5th December 2020
Storytelling is a training and teaching tool that has been used for several years, but has been gaining more traction recently. As the name suggests, it refers to the act of imparting knowledge or teaching a particular topic within the frames of a story. Typically, stories are a good way to grab the learners’ attention, and thus, a corporate trainer training course tends to emphasise the essence of integrating storytelling in the training and development process. In this blog, we will be exploring some of the main benefits of using storytelling when hosting a training session.
- Engages the learners: While there are multiple methods for engaging the learners, stories in particular happen to tap into the learners’ curiosity.

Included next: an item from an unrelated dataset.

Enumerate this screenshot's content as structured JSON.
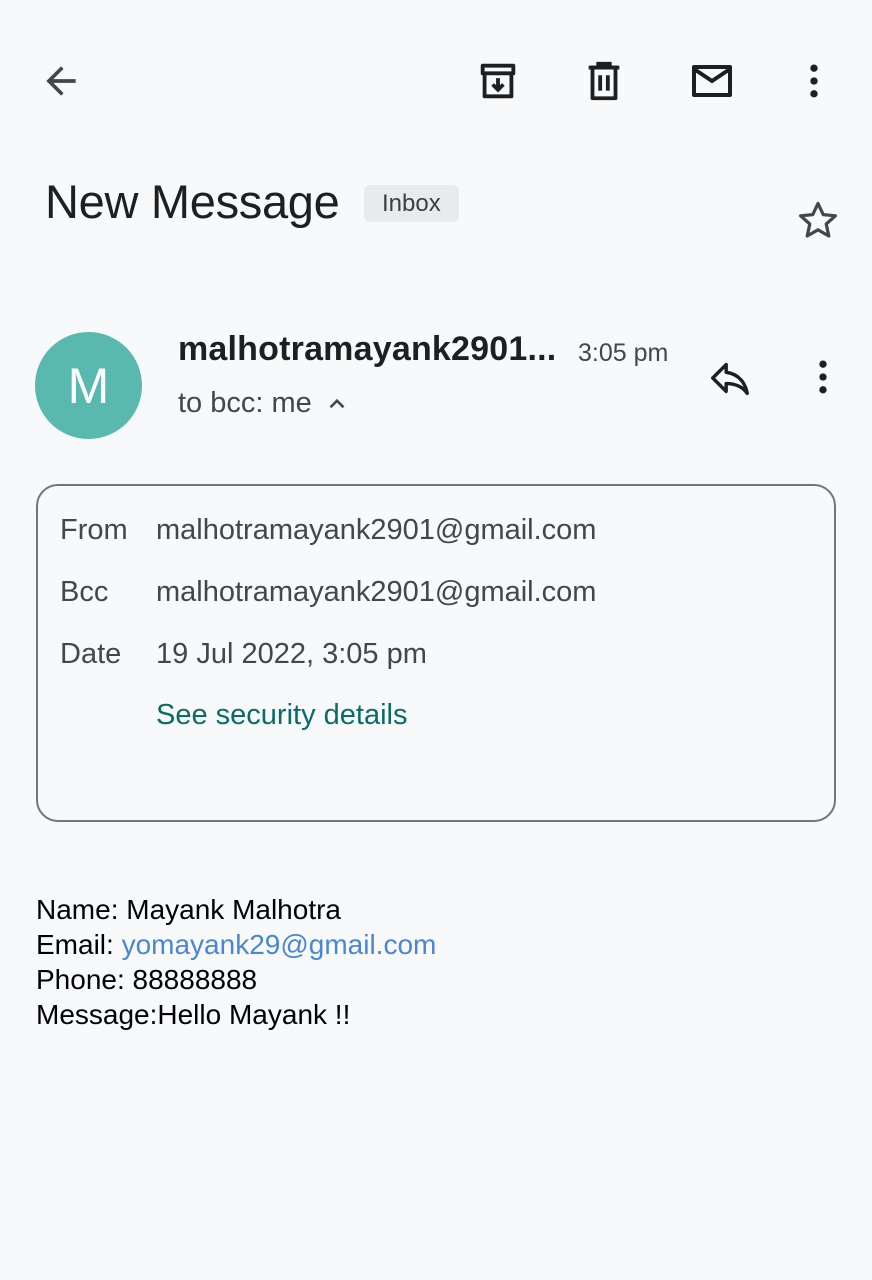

Every story has an event, characters, and a final purpose or ending that develops a sense of mystery. Inquisitive learners will be willing to find out what happens in the end of the story, and are also likely to create a connection with the characters and the plot. Thus, as the story progresses, they stay hooked and eagerly listen to every detail to find out what happens eventually. In this process, thorough learning occurs because the engaged learners not only pay attention, but also tend to make sense out of the topic and its different aspects. Interestingly, using body language movements and regulating the voice tone can further attract the learners’ attention.

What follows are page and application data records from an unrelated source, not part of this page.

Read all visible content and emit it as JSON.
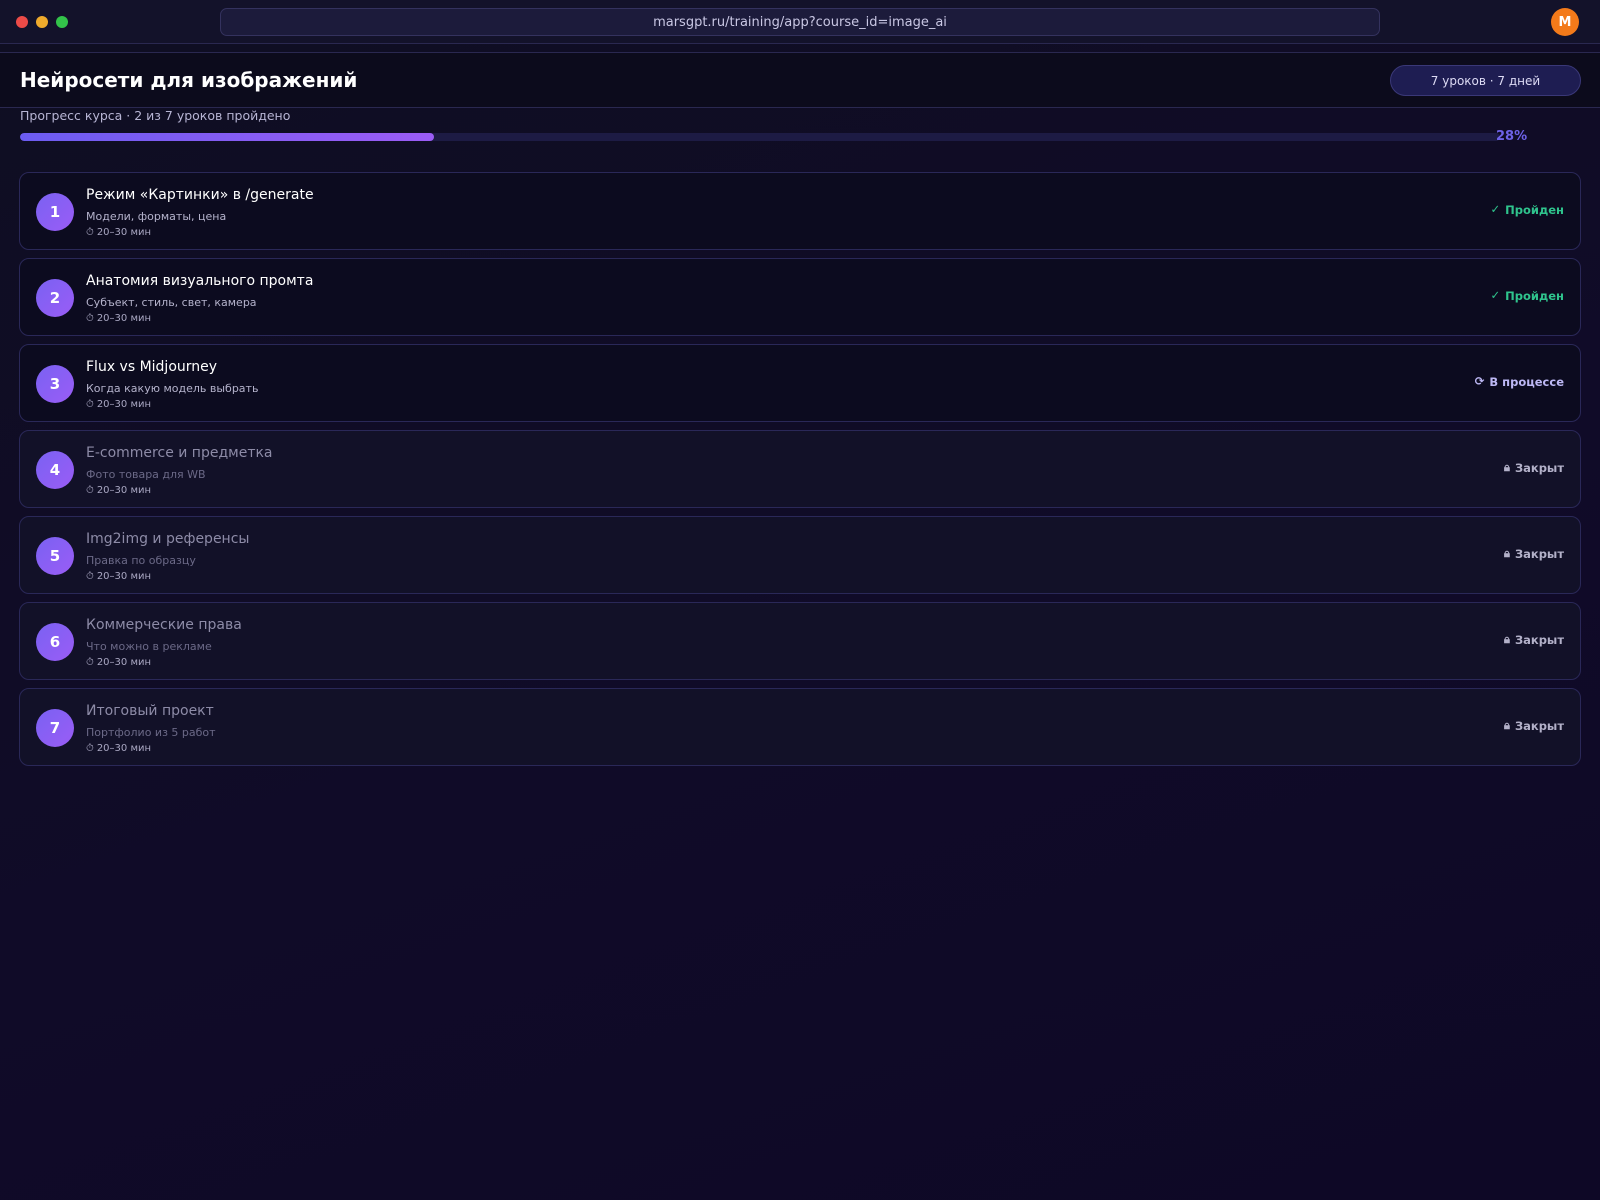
{
  "browser": {
    "url": "marsgpt.ru/training/app?course_id=image_ai",
    "avatar_letter": "M"
  },
  "course": {
    "title": "Нейросети для изображений",
    "meta": "7 уроков · 7 дней"
  },
  "progress": {
    "label": "Прогресс курса · 2 из 7 уроков пройдено",
    "percent_text": "28%",
    "value": 0.28
  },
  "lessons": [
    {
      "number": "1",
      "title": "Режим «Картинки» в /generate",
      "subtitle": "Модели, форматы, цена",
      "duration": "20–30 мин",
      "status": "Пройден",
      "state": "done"
    },
    {
      "number": "2",
      "title": "Анатомия визуального промта",
      "subtitle": "Субъект, стиль, свет, камера",
      "duration": "20–30 мин",
      "status": "Пройден",
      "state": "done"
    },
    {
      "number": "3",
      "title": "Flux vs Midjourney",
      "subtitle": "Когда какую модель выбрать",
      "duration": "20–30 мин",
      "status": "В процессе",
      "state": "in-progress"
    },
    {
      "number": "4",
      "title": "E-commerce и предметка",
      "subtitle": "Фото товара для WB",
      "duration": "20–30 мин",
      "status": "Закрыт",
      "state": "locked"
    },
    {
      "number": "5",
      "title": "Img2img и референсы",
      "subtitle": "Правка по образцу",
      "duration": "20–30 мин",
      "status": "Закрыт",
      "state": "locked"
    },
    {
      "number": "6",
      "title": "Коммерческие права",
      "subtitle": "Что можно в рекламе",
      "duration": "20–30 мин",
      "status": "Закрыт",
      "state": "locked"
    },
    {
      "number": "7",
      "title": "Итоговый проект",
      "subtitle": "Портфолио из 5 работ",
      "duration": "20–30 мин",
      "status": "Закрыт",
      "state": "locked"
    }
  ],
  "icons": {
    "done": "check-icon",
    "in-progress": "refresh-icon",
    "locked": "lock-icon",
    "duration": "clock-icon"
  },
  "colors": {
    "accent": "#7a62f2",
    "done": "#2fc48d",
    "avatar": "#f37a1a"
  }
}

- Enables knowledge retention: Engaged learners are inevitably likely to retain the knowledge they gather. More importantly, when the knowledge is transmitted through the means of an appealing story, the learners are more likely to sustain the content because every time the topic comes up, they will be able to relate back to the story. This is much better than having the learners memorise a set of text that they are likely to forget in a short time frame.
- Relatable: As commonly highlighted in a corporate trainer training course, if the trainer manages to compose and share a logical and relevant story that is in alignment with the learners’ professional lives and experiences, then the students will be able to relate with the story, and thus retain it in the longer run. For example, during a sales training, if the trainer shares one of his sales experiences with an organisation, then the other sales trainees will be able to relate with the trainers’ views, and thus pay more attention. It is worth noting that the stories must be relatable and not unrealistic and too fictional.

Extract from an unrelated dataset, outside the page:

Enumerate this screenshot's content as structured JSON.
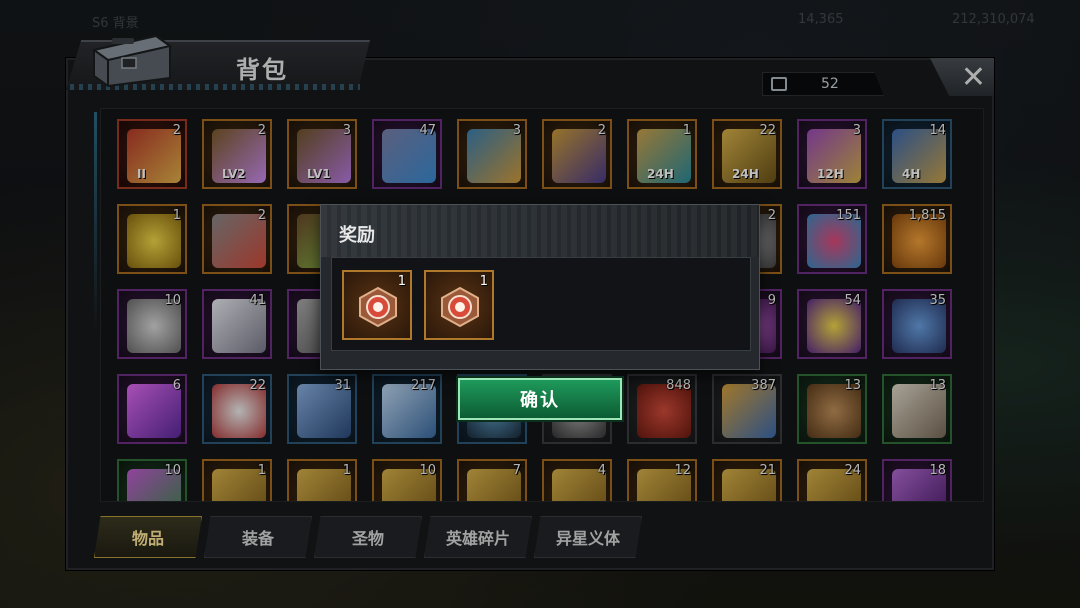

- Promotes better understanding: Imagine trying to explain a specifically complex concept using technical words and diagrams, or expressing it via a story or example using simple words and sentences. The learners will naturally understand the latter more easily because the story appears both engaging, realistic, and simple. However, in order to be able to properly explain a topic using stories, the story must be carefully structured. If not, then the learners will end up getting more confused.
- Using visuals: The benefits gleaned from storytelling can be furthered if visuals are used as the story unfolds. This will escalate learning to a different level because the learners will be able to essentially ‘see’ a relevant story, and subsequently almost never forget the knowledge conveyed through the story.
Storytelling has been commonly used for teaching young learners as it appears to be a useful way to engage the learners. In fact, storytelling is also often used an activity, wherein the learners have to compose their own stories. This paves the way for creative thinking, and builds upon one’s communication skills. Nevertheless, the extent to which storytelling can be used in corporate training tends to be different because corporate training generally focusses on the transfer of a fixed set of knowledge, skills, and abilities that is relevant to the company’s objectives, and helps maximise profits. That said, corporate trainers must still use storytelling, but ensure that it conforms with the training topic, the learners’ characteristics, the learning goals, and finally, the company’s objectives.
Written By : Shivangi Chakraborty